Federico Garcia Lorca’s tragic play is expertly directed by Selina Thompson. She squeezes every last drop of acting prowess from a huge cast of twenty-two.
A mother is reluctant to give her blessing for her son’s marriage, on learning that his bride was once involved with Leonardo Felix; whose family slew her husband and other son.
The bride with a bad case of post wedding jitters runs off with unhappily married Leonardo and inevitably blood is spilled.
The English language translated from Spanish is surprisingly poetic and has a Shakespearean feel, despite being written in 1932.
A further pleasing adaptation, which works well is the mostly original folky rock music, written and played by the live band and sung by the actors to further the plot.
Todd Baker even throws in a rendition of Massive Attack’s Teardrop during an ardent dance between the bride and Leonardo.
Thompson keeps the action going at a fair old pace, chopping between sentimental scenes between mother and son and fantastic, joyful scenes of nuptial celebrations.
Emily Grace Thew is wonderful as the mother, brooding and stoically containing her emotions until the denouement.
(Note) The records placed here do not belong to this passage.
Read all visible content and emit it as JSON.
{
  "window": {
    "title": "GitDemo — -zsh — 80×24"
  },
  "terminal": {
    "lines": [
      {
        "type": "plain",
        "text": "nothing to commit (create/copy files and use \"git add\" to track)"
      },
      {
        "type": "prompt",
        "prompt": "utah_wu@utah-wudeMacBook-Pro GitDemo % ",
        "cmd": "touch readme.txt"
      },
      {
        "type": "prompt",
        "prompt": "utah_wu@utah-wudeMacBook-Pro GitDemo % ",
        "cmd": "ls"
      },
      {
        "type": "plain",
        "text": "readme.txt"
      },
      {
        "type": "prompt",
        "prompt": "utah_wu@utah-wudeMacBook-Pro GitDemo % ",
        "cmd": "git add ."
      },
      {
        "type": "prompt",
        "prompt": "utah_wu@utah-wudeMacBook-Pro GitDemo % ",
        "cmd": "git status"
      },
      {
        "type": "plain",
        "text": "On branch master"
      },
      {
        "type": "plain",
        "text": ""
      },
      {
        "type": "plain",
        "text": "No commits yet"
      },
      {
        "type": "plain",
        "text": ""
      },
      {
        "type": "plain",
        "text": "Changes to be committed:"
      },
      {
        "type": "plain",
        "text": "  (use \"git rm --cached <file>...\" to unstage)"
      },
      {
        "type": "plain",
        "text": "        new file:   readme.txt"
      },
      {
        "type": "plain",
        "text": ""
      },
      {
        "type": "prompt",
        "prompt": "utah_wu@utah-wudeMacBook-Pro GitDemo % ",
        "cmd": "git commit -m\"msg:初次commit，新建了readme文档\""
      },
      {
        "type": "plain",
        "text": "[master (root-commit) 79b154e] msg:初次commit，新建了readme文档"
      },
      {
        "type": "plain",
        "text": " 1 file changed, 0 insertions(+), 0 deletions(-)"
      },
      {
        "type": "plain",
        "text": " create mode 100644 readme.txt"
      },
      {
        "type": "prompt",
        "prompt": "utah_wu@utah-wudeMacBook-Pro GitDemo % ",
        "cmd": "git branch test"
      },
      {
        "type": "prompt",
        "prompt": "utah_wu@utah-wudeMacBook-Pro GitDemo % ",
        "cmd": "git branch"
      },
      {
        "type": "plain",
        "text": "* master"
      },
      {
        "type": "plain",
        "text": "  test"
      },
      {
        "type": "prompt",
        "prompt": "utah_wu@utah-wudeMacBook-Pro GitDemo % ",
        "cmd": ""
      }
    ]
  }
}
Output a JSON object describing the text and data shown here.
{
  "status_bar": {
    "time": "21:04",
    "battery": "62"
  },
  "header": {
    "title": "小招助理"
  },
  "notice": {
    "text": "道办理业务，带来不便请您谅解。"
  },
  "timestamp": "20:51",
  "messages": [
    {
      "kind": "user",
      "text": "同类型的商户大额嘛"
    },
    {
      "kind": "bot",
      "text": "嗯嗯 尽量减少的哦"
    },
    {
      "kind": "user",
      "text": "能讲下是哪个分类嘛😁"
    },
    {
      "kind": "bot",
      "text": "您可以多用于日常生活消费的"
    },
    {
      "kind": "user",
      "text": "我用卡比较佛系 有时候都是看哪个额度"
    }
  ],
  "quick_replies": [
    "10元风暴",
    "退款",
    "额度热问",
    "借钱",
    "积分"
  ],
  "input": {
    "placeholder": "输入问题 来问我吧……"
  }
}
Anna Rowlands who plays her nemesis, the bride, brings a confusion of passion and remorse to her role.
The second half brings a darker mood to the proceedings. There are terrific cameos from a playful, impish Mari Isomaki as Moon and a slithering, writhing, Tom Dixon as Death. Together they are a Grim Reaper double act, baying for blood.